(RECORDS FOR THIS TASK)

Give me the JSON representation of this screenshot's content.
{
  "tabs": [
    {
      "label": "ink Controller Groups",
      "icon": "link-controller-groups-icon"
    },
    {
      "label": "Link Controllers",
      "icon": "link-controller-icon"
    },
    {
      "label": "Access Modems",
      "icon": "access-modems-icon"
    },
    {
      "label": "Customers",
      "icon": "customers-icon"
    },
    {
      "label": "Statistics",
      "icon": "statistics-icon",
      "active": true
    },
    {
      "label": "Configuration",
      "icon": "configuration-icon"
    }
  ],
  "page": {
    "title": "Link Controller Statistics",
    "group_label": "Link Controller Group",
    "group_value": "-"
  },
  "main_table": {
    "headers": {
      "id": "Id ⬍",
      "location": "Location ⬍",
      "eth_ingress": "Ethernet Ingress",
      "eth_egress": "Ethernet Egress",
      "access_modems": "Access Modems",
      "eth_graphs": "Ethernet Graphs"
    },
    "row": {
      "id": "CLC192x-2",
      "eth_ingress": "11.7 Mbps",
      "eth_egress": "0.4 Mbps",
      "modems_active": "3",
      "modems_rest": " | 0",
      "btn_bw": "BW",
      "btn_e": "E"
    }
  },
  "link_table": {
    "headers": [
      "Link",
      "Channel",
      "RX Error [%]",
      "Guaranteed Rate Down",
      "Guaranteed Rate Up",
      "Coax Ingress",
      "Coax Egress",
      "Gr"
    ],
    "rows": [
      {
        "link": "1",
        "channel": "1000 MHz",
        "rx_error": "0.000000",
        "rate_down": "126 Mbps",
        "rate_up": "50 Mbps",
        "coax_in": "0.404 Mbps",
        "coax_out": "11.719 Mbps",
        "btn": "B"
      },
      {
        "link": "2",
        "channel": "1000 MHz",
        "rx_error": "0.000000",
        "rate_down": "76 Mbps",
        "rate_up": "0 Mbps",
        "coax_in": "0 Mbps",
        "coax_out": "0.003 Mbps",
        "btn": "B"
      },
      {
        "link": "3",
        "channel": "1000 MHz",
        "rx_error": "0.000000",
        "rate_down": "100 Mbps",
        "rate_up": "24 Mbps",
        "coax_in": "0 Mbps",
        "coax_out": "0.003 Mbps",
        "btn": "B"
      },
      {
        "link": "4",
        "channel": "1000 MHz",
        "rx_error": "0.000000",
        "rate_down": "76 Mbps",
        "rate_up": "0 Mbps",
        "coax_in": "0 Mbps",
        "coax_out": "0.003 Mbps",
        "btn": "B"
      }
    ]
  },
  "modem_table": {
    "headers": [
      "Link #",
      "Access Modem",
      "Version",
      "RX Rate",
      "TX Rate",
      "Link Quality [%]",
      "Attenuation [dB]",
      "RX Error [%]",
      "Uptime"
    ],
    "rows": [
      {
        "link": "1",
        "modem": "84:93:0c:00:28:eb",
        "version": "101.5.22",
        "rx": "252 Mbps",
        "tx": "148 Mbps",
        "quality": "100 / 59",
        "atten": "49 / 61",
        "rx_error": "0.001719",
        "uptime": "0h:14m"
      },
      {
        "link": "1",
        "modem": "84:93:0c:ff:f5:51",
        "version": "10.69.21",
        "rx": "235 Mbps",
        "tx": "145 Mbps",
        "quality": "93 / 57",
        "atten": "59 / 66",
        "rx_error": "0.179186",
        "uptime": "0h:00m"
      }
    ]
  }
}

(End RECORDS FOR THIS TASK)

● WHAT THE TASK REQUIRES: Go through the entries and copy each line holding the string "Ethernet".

● ANSWER AREA:
      "eth_ingress": "Ethernet Ingress",
      "eth_egress": "Ethernet Egress",
      "eth_graphs": "Ethernet Graphs"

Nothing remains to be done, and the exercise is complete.